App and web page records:
= Beginning of Section =
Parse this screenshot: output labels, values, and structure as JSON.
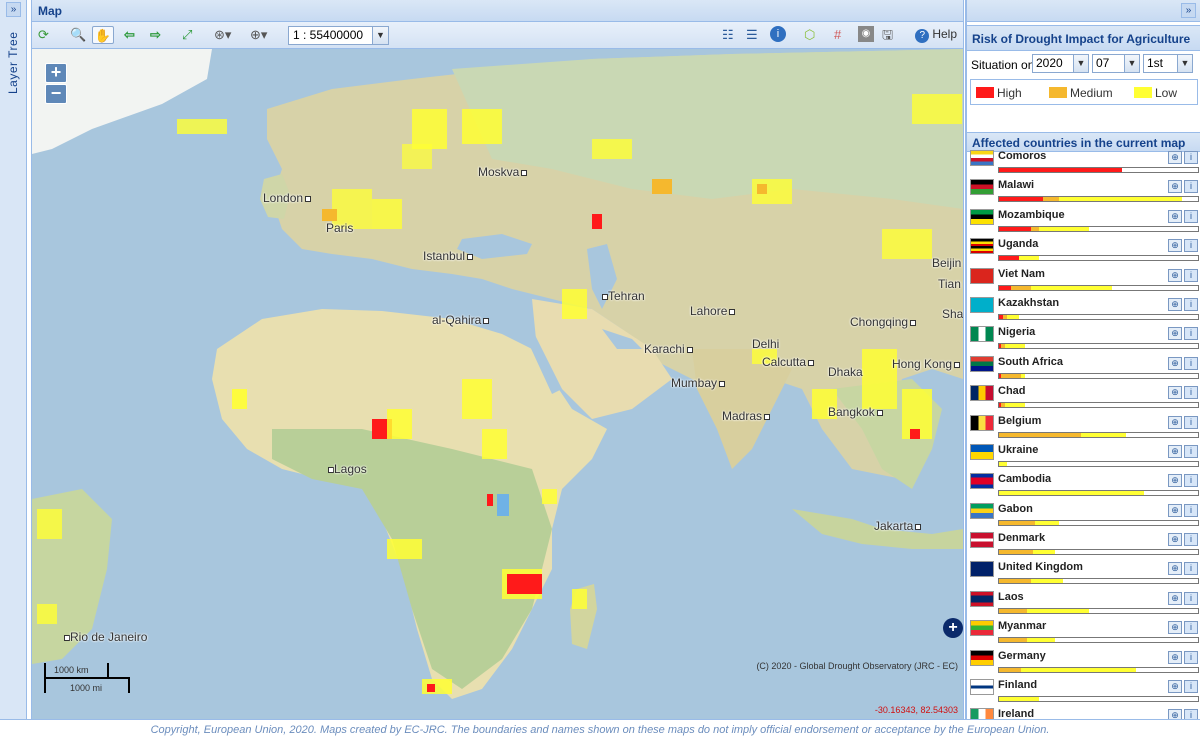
{
  "layer_tree": {
    "label": "Layer Tree",
    "expand": "»"
  },
  "map": {
    "title": "Map",
    "scale": "1 : 55400000",
    "help_label": "Help",
    "attribution": "(C) 2020 - Global Drought Observatory (JRC - EC)",
    "coordinates": "-30.16343, 82.54303",
    "zoom_in": "+",
    "zoom_out": "−",
    "scalebar_km": "1000 km",
    "scalebar_mi": "1000 mi",
    "cities": [
      "Moskva",
      "London",
      "Paris",
      "Istanbul",
      "Tehran",
      "Lahore",
      "Beijin",
      "Tian",
      "Sha",
      "al-Qahira",
      "Chongqing",
      "Karachi",
      "Delhi",
      "Calcutta",
      "Dhaka",
      "Hong Kong",
      "Mumbay",
      "Madras",
      "Bangkok",
      "Lagos",
      "Jakarta",
      "Rio de Janeiro"
    ]
  },
  "panel": {
    "expand": "»",
    "title": "Risk of Drought Impact for Agriculture",
    "situation_label": "Situation on:",
    "year": "2020",
    "month": "07",
    "dekad": "1st",
    "legend": [
      {
        "label": "High",
        "color": "#ff1a1a"
      },
      {
        "label": "Medium",
        "color": "#f5b82e"
      },
      {
        "label": "Low",
        "color": "#ffff33"
      }
    ],
    "affected_title": "Affected countries in the current map"
  },
  "countries": [
    {
      "name": "Comoros",
      "high": 0.62,
      "medium": 0.0,
      "low": 0.0
    },
    {
      "name": "Malawi",
      "high": 0.22,
      "medium": 0.08,
      "low": 0.62
    },
    {
      "name": "Mozambique",
      "high": 0.16,
      "medium": 0.04,
      "low": 0.25
    },
    {
      "name": "Uganda",
      "high": 0.1,
      "medium": 0.0,
      "low": 0.1
    },
    {
      "name": "Viet Nam",
      "high": 0.06,
      "medium": 0.1,
      "low": 0.41
    },
    {
      "name": "Kazakhstan",
      "high": 0.02,
      "medium": 0.02,
      "low": 0.06
    },
    {
      "name": "Nigeria",
      "high": 0.01,
      "medium": 0.02,
      "low": 0.1
    },
    {
      "name": "South Africa",
      "high": 0.01,
      "medium": 0.1,
      "low": 0.02
    },
    {
      "name": "Chad",
      "high": 0.01,
      "medium": 0.02,
      "low": 0.1
    },
    {
      "name": "Belgium",
      "high": 0.0,
      "medium": 0.41,
      "low": 0.23
    },
    {
      "name": "Ukraine",
      "high": 0.0,
      "medium": 0.0,
      "low": 0.04
    },
    {
      "name": "Cambodia",
      "high": 0.0,
      "medium": 0.0,
      "low": 0.73
    },
    {
      "name": "Gabon",
      "high": 0.0,
      "medium": 0.18,
      "low": 0.12
    },
    {
      "name": "Denmark",
      "high": 0.0,
      "medium": 0.17,
      "low": 0.11
    },
    {
      "name": "United Kingdom",
      "high": 0.0,
      "medium": 0.16,
      "low": 0.16
    },
    {
      "name": "Laos",
      "high": 0.0,
      "medium": 0.14,
      "low": 0.31
    },
    {
      "name": "Myanmar",
      "high": 0.0,
      "medium": 0.14,
      "low": 0.14
    },
    {
      "name": "Germany",
      "high": 0.0,
      "medium": 0.11,
      "low": 0.58
    },
    {
      "name": "Finland",
      "high": 0.0,
      "medium": 0.0,
      "low": 0.2
    },
    {
      "name": "Ireland",
      "high": 0.0,
      "medium": 0.1,
      "low": 0.1
    }
  ],
  "footer": "Copyright, European Union, 2020. Maps created by EC-JRC. The boundaries and names shown on these maps do not imply official endorsement or acceptance by the European Union."
}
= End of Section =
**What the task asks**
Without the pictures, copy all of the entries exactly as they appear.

**Reply to the exercise**
Parse this screenshot: output labels, values, and structure as JSON.
{
  "layer_tree": {
    "label": "Layer Tree",
    "expand": "»"
  },
  "map": {
    "title": "Map",
    "scale": "1 : 55400000",
    "help_label": "Help",
    "attribution": "(C) 2020 - Global Drought Observatory (JRC - EC)",
    "coordinates": "-30.16343, 82.54303",
    "zoom_in": "+",
    "zoom_out": "−",
    "scalebar_km": "1000 km",
    "scalebar_mi": "1000 mi",
    "cities": [
      "Moskva",
      "London",
      "Paris",
      "Istanbul",
      "Tehran",
      "Lahore",
      "Beijin",
      "Tian",
      "Sha",
      "al-Qahira",
      "Chongqing",
      "Karachi",
      "Delhi",
      "Calcutta",
      "Dhaka",
      "Hong Kong",
      "Mumbay",
      "Madras",
      "Bangkok",
      "Lagos",
      "Jakarta",
      "Rio de Janeiro"
    ]
  },
  "panel": {
    "expand": "»",
    "title": "Risk of Drought Impact for Agriculture",
    "situation_label": "Situation on:",
    "year": "2020",
    "month": "07",
    "dekad": "1st",
    "legend": [
      {
        "label": "High",
        "color": "#ff1a1a"
      },
      {
        "label": "Medium",
        "color": "#f5b82e"
      },
      {
        "label": "Low",
        "color": "#ffff33"
      }
    ],
    "affected_title": "Affected countries in the current map"
  },
  "countries": [
    {
      "name": "Comoros",
      "high": 0.62,
      "medium": 0.0,
      "low": 0.0
    },
    {
      "name": "Malawi",
      "high": 0.22,
      "medium": 0.08,
      "low": 0.62
    },
    {
      "name": "Mozambique",
      "high": 0.16,
      "medium": 0.04,
      "low": 0.25
    },
    {
      "name": "Uganda",
      "high": 0.1,
      "medium": 0.0,
      "low": 0.1
    },
    {
      "name": "Viet Nam",
      "high": 0.06,
      "medium": 0.1,
      "low": 0.41
    },
    {
      "name": "Kazakhstan",
      "high": 0.02,
      "medium": 0.02,
      "low": 0.06
    },
    {
      "name": "Nigeria",
      "high": 0.01,
      "medium": 0.02,
      "low": 0.1
    },
    {
      "name": "South Africa",
      "high": 0.01,
      "medium": 0.1,
      "low": 0.02
    },
    {
      "name": "Chad",
      "high": 0.01,
      "medium": 0.02,
      "low": 0.1
    },
    {
      "name": "Belgium",
      "high": 0.0,
      "medium": 0.41,
      "low": 0.23
    },
    {
      "name": "Ukraine",
      "high": 0.0,
      "medium": 0.0,
      "low": 0.04
    },
    {
      "name": "Cambodia",
      "high": 0.0,
      "medium": 0.0,
      "low": 0.73
    },
    {
      "name": "Gabon",
      "high": 0.0,
      "medium": 0.18,
      "low": 0.12
    },
    {
      "name": "Denmark",
      "high": 0.0,
      "medium": 0.17,
      "low": 0.11
    },
    {
      "name": "United Kingdom",
      "high": 0.0,
      "medium": 0.16,
      "low": 0.16
    },
    {
      "name": "Laos",
      "high": 0.0,
      "medium": 0.14,
      "low": 0.31
    },
    {
      "name": "Myanmar",
      "high": 0.0,
      "medium": 0.14,
      "low": 0.14
    },
    {
      "name": "Germany",
      "high": 0.0,
      "medium": 0.11,
      "low": 0.58
    },
    {
      "name": "Finland",
      "high": 0.0,
      "medium": 0.0,
      "low": 0.2
    },
    {
      "name": "Ireland",
      "high": 0.0,
      "medium": 0.1,
      "low": 0.1
    }
  ],
  "footer": "Copyright, European Union, 2020. Maps created by EC-JRC. The boundaries and names shown on these maps do not imply official endorsement or acceptance by the European Union."
}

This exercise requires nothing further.